[Records for this exercise — start]

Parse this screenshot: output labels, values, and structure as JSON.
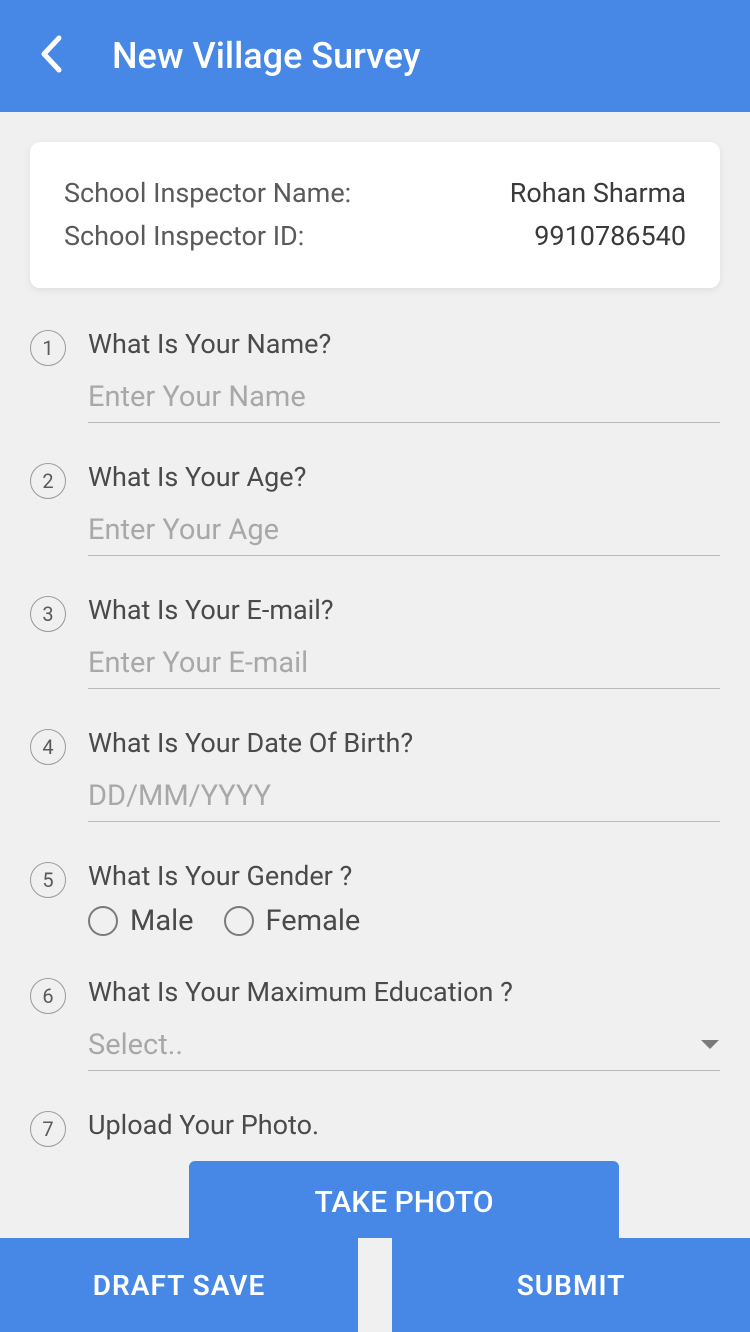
{
  "header": {
    "title": "New Village Survey"
  },
  "inspector": {
    "name_label": "School Inspector Name:",
    "name_value": "Rohan Sharma",
    "id_label": "School Inspector ID:",
    "id_value": "9910786540"
  },
  "questions": [
    {
      "number": "1",
      "label": "What Is Your Name?",
      "placeholder": "Enter Your Name"
    },
    {
      "number": "2",
      "label": "What Is Your Age?",
      "placeholder": "Enter Your Age"
    },
    {
      "number": "3",
      "label": "What Is Your E-mail?",
      "placeholder": "Enter Your E-mail"
    },
    {
      "number": "4",
      "label": "What Is Your Date Of Birth?",
      "placeholder": "DD/MM/YYYY"
    },
    {
      "number": "5",
      "label": "What Is Your Gender ?",
      "options": [
        "Male",
        "Female"
      ]
    },
    {
      "number": "6",
      "label": "What Is Your Maximum Education ?",
      "placeholder": "Select.."
    },
    {
      "number": "7",
      "label": "Upload Your Photo."
    }
  ],
  "buttons": {
    "take_photo": "TAKE PHOTO",
    "draft_save": "DRAFT SAVE",
    "submit": "SUBMIT"
  }
}
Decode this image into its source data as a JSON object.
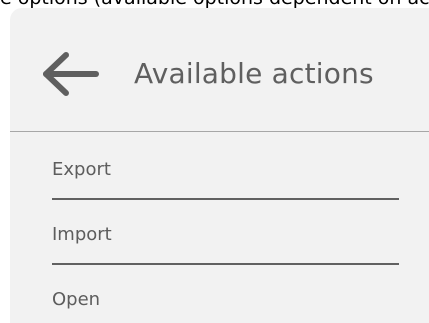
{
  "top_caption": "e options (available options dependent on active module).",
  "header": {
    "title": "Available actions",
    "back_icon": "arrow-left-icon"
  },
  "menu": {
    "items": [
      {
        "label": "Export"
      },
      {
        "label": "Import"
      },
      {
        "label": "Open"
      }
    ]
  }
}
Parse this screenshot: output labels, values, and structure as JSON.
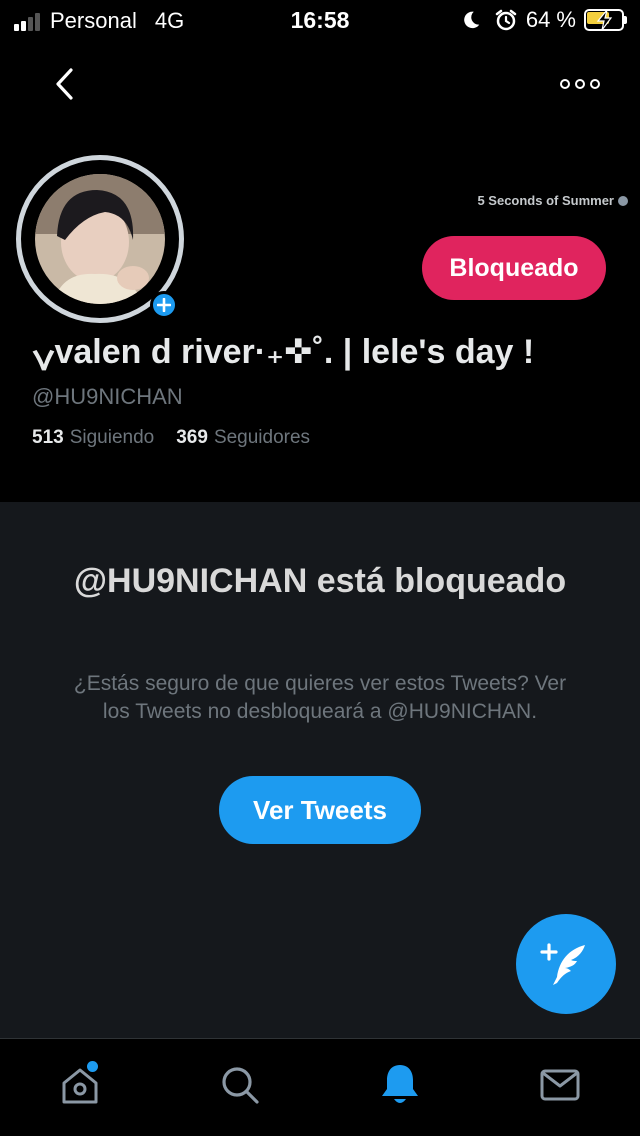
{
  "status_bar": {
    "carrier": "Personal",
    "network": "4G",
    "time": "16:58",
    "battery_percent": "64 %",
    "icons": [
      "signal-icon",
      "moon-icon",
      "alarm-icon",
      "battery-charging-icon"
    ]
  },
  "nav": {
    "back_icon": "chevron-left-icon",
    "more_icon": "more-options-icon"
  },
  "profile": {
    "header_note": "5 Seconds of Summer",
    "display_name": "ݍvalen d river·₊✜˚. | lele's day !",
    "handle": "@HU9NICHAN",
    "following_count": "513",
    "following_label": "Siguiendo",
    "followers_count": "369",
    "followers_label": "Seguidores",
    "blocked_button_label": "Bloqueado"
  },
  "blocked_notice": {
    "title": "@HU9NICHAN está bloqueado",
    "body": "¿Estás seguro de que quieres ver estos Tweets? Ver los Tweets no desbloqueará a @HU9NICHAN.",
    "button_label": "Ver Tweets"
  },
  "compose": {
    "icon": "compose-tweet-icon"
  },
  "tab_bar": {
    "tabs": [
      {
        "icon": "home-icon",
        "active": false,
        "has_dot": true
      },
      {
        "icon": "search-icon",
        "active": false,
        "has_dot": false
      },
      {
        "icon": "bell-icon",
        "active": true,
        "has_dot": false
      },
      {
        "icon": "mail-icon",
        "active": false,
        "has_dot": false
      }
    ]
  },
  "colors": {
    "accent": "#1d9bf0",
    "blocked": "#e0245e",
    "background": "#000000",
    "panel": "#15181c",
    "muted_text": "#6e767d"
  }
}
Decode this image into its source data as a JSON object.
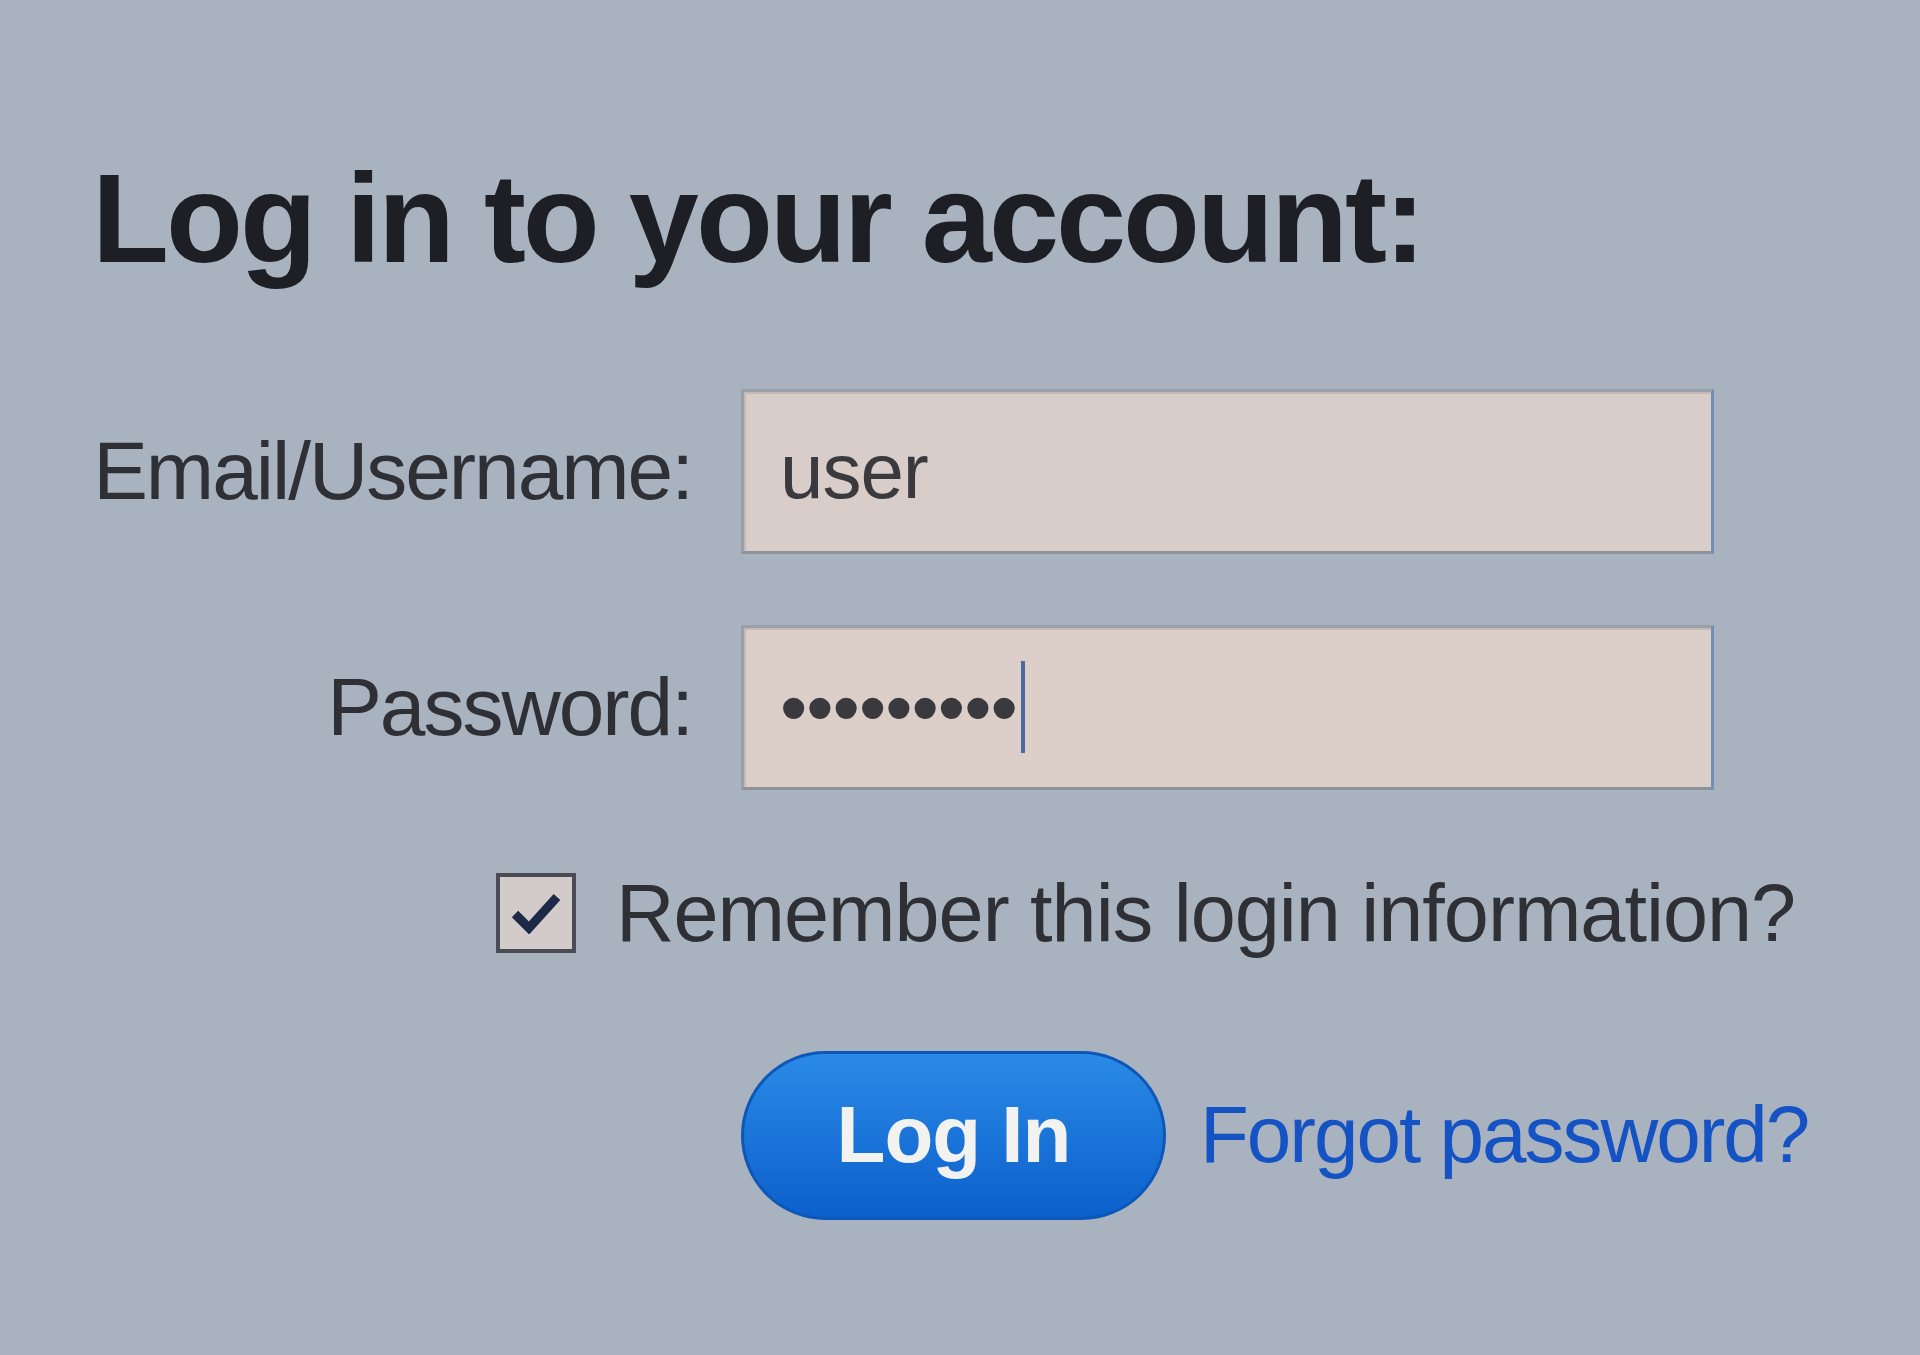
{
  "heading": "Log in to your account:",
  "fields": [
    {
      "label": "Email/Username:",
      "value": "user",
      "focused": false
    },
    {
      "label": "Password:",
      "value": "•••••••••",
      "focused": true
    }
  ],
  "remember": {
    "label": "Remember this login information?",
    "checked": true
  },
  "login_button": "Log In",
  "forgot_link": "Forgot password?"
}
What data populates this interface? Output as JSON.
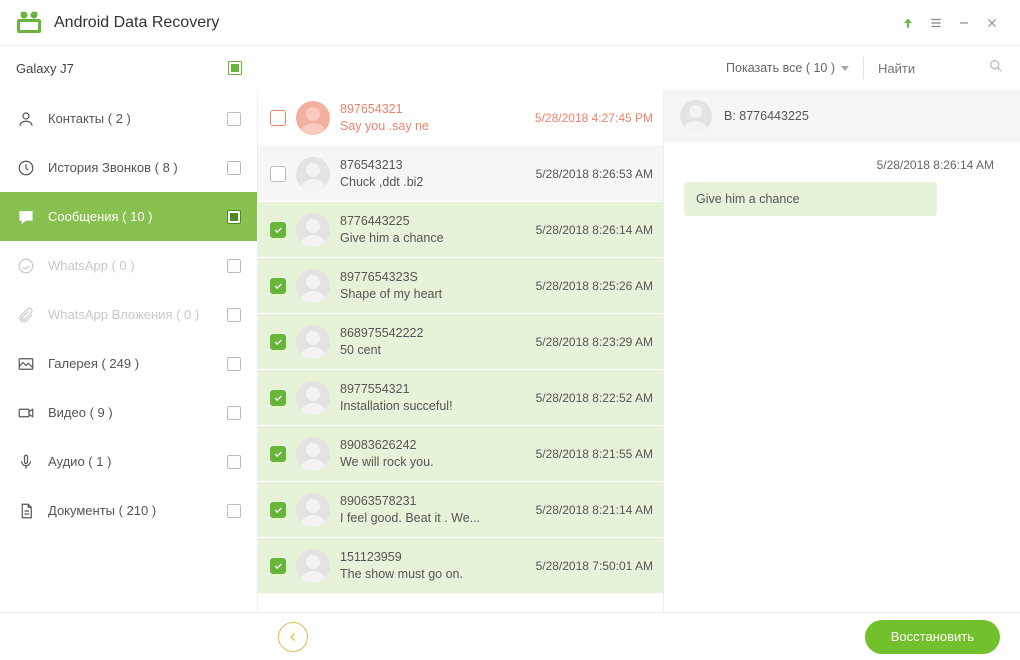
{
  "app_title": "Android Data Recovery",
  "device_name": "Galaxy J7",
  "filter_label": "Показать все ( 10 )",
  "search_placeholder": "Найти",
  "sidebar": [
    {
      "key": "contacts",
      "label": "Контакты ( 2 )",
      "active": false,
      "disabled": false,
      "checked": false
    },
    {
      "key": "calls",
      "label": "История Звонков ( 8 )",
      "active": false,
      "disabled": false,
      "checked": false
    },
    {
      "key": "messages",
      "label": "Сообщения ( 10 )",
      "active": true,
      "disabled": false,
      "checked": true
    },
    {
      "key": "whatsapp",
      "label": "WhatsApp ( 0 )",
      "active": false,
      "disabled": true,
      "checked": false
    },
    {
      "key": "waattach",
      "label": "WhatsApp Вложения ( 0 )",
      "active": false,
      "disabled": true,
      "checked": false
    },
    {
      "key": "gallery",
      "label": "Галерея ( 249 )",
      "active": false,
      "disabled": false,
      "checked": false
    },
    {
      "key": "video",
      "label": "Видео ( 9 )",
      "active": false,
      "disabled": false,
      "checked": false
    },
    {
      "key": "audio",
      "label": "Аудио ( 1 )",
      "active": false,
      "disabled": false,
      "checked": false
    },
    {
      "key": "docs",
      "label": "Документы ( 210 )",
      "active": false,
      "disabled": false,
      "checked": false
    }
  ],
  "messages": [
    {
      "number": "897654321",
      "preview": "Say you .say ne",
      "time": "5/28/2018 4:27:45 PM",
      "checked": false,
      "variant": "first"
    },
    {
      "number": "876543213",
      "preview": "Chuck ,ddt .bi2",
      "time": "5/28/2018 8:26:53 AM",
      "checked": false,
      "variant": "unsel"
    },
    {
      "number": "8776443225",
      "preview": "Give him a chance",
      "time": "5/28/2018 8:26:14 AM",
      "checked": true,
      "variant": "sel"
    },
    {
      "number": "8977654323S",
      "preview": "Shape of my heart",
      "time": "5/28/2018 8:25:26 AM",
      "checked": true,
      "variant": "sel"
    },
    {
      "number": "868975542222",
      "preview": "50 cent",
      "time": "5/28/2018 8:23:29 AM",
      "checked": true,
      "variant": "sel"
    },
    {
      "number": "8977554321",
      "preview": "Installation  succeful!",
      "time": "5/28/2018 8:22:52 AM",
      "checked": true,
      "variant": "sel"
    },
    {
      "number": "89083626242",
      "preview": "We will rock you.",
      "time": "5/28/2018 8:21:55 AM",
      "checked": true,
      "variant": "sel"
    },
    {
      "number": "89063578231",
      "preview": "I feel good. Beat it . We...",
      "time": "5/28/2018 8:21:14 AM",
      "checked": true,
      "variant": "sel"
    },
    {
      "number": "151123959",
      "preview": "The show must go on.",
      "time": "5/28/2018 7:50:01 AM",
      "checked": true,
      "variant": "sel"
    }
  ],
  "thread": {
    "contact_label": "B: 8776443225",
    "timestamp": "5/28/2018 8:26:14 AM",
    "bubble_text": "Give him a chance"
  },
  "recover_label": "Восстановить"
}
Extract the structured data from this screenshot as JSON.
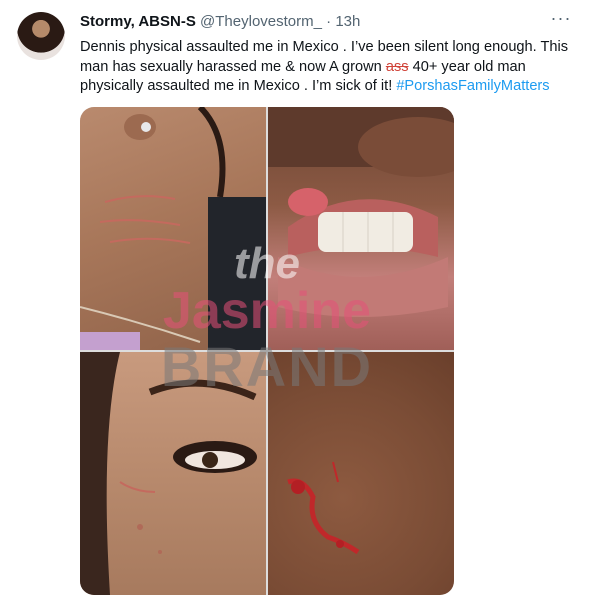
{
  "tweet": {
    "display_name": "Stormy, ABSN-S",
    "handle": "@Theylovestorm_",
    "separator": "·",
    "time": "13h",
    "more": "···",
    "text_before": "Dennis physical assaulted me in Mexico . I’ve been silent long enough. This man has sexually harassed me & now A grown ",
    "text_struck": "ass",
    "text_after": " 40+ year old man physically assaulted me in Mexico . I’m sick of it! ",
    "hashtag": "#PorshasFamilyMatters"
  },
  "watermark": {
    "line1": "the",
    "line2": "Jasmine",
    "line3": "BRAND"
  },
  "colors": {
    "link": "#1d9bf0",
    "secondary_text": "#536471",
    "strike": "#d0443a"
  }
}
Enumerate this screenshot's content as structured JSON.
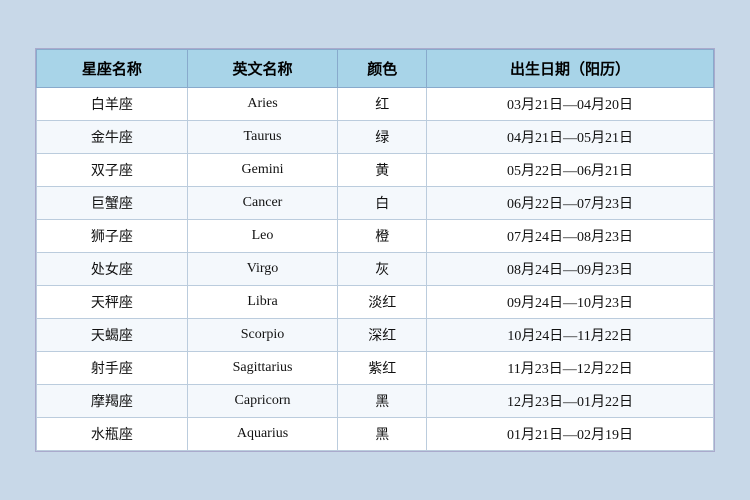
{
  "table": {
    "headers": [
      "星座名称",
      "英文名称",
      "颜色",
      "出生日期（阳历）"
    ],
    "rows": [
      [
        "白羊座",
        "Aries",
        "红",
        "03月21日—04月20日"
      ],
      [
        "金牛座",
        "Taurus",
        "绿",
        "04月21日—05月21日"
      ],
      [
        "双子座",
        "Gemini",
        "黄",
        "05月22日—06月21日"
      ],
      [
        "巨蟹座",
        "Cancer",
        "白",
        "06月22日—07月23日"
      ],
      [
        "狮子座",
        "Leo",
        "橙",
        "07月24日—08月23日"
      ],
      [
        "处女座",
        "Virgo",
        "灰",
        "08月24日—09月23日"
      ],
      [
        "天秤座",
        "Libra",
        "淡红",
        "09月24日—10月23日"
      ],
      [
        "天蝎座",
        "Scorpio",
        "深红",
        "10月24日—11月22日"
      ],
      [
        "射手座",
        "Sagittarius",
        "紫红",
        "11月23日—12月22日"
      ],
      [
        "摩羯座",
        "Capricorn",
        "黑",
        "12月23日—01月22日"
      ],
      [
        "水瓶座",
        "Aquarius",
        "黑",
        "01月21日—02月19日"
      ]
    ]
  }
}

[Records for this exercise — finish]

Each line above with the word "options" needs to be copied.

      "options": [
  "top_caption": "e options (available options dependent on active module).",
    "more_icon": "more-options-icon"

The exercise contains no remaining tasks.